### TASK BRIEF
If a line in the entries below includes "label", pick it out and copy it.

### RECORD EXTRACTS
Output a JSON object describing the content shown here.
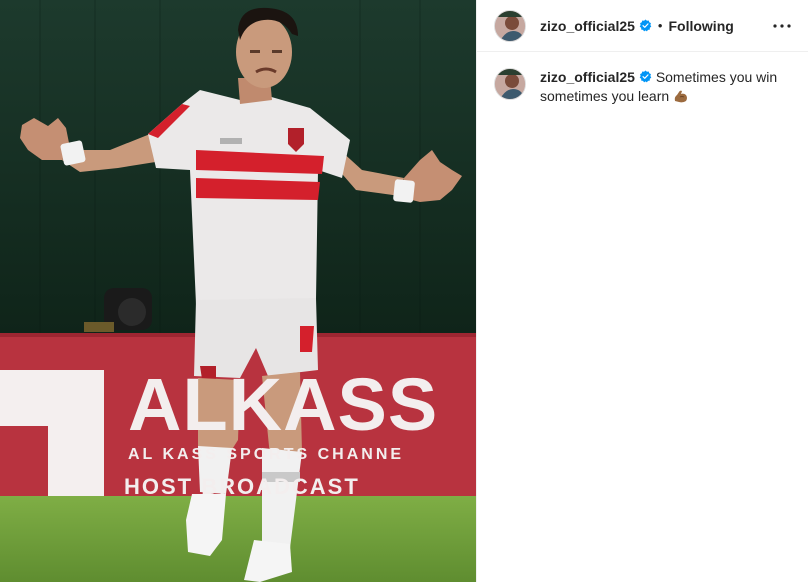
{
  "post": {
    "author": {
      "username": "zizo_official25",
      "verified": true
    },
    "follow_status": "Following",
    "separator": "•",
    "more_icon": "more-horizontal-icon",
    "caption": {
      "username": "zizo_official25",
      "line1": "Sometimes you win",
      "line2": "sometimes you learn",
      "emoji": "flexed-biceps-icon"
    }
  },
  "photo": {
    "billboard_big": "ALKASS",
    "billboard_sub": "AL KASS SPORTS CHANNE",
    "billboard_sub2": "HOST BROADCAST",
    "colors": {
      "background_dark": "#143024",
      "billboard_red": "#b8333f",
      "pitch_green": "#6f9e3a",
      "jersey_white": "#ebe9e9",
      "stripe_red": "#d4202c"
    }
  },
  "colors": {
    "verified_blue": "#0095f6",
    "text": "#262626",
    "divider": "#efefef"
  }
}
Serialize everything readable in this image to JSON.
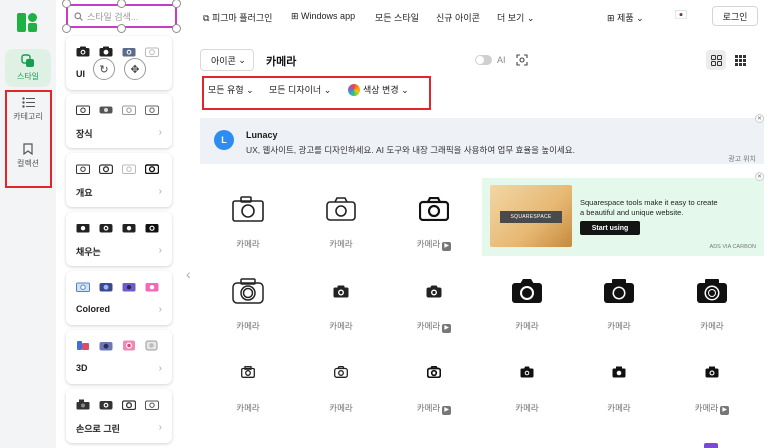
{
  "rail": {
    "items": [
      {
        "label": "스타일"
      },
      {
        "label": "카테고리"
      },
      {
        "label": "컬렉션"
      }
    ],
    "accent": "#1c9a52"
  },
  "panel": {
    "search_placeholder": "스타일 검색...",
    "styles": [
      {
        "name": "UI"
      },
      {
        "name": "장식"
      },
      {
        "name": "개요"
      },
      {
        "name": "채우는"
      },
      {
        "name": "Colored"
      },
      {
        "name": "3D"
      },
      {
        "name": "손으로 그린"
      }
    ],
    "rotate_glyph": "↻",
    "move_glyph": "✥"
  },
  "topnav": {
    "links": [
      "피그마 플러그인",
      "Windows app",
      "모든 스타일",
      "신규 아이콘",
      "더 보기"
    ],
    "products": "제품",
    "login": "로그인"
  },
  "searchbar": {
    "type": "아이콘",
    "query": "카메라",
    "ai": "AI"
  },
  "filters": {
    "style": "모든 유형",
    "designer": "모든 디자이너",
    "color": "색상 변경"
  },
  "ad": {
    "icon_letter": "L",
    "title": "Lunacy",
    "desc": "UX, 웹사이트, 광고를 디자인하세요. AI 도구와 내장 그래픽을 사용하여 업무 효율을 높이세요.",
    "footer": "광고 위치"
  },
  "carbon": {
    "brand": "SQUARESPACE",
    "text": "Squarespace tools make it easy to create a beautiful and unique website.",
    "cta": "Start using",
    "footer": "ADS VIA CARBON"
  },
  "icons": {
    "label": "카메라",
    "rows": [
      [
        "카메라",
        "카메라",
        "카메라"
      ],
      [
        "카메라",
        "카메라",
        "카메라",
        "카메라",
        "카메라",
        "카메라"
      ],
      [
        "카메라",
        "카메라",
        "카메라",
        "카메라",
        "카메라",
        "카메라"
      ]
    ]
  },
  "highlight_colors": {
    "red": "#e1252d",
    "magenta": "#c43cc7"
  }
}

### OUTPUT FOR THIS EXERCISE
        "label": "스타일"
        "label": "카테고리"
        "label": "컬렉션"
    "label": "카메라",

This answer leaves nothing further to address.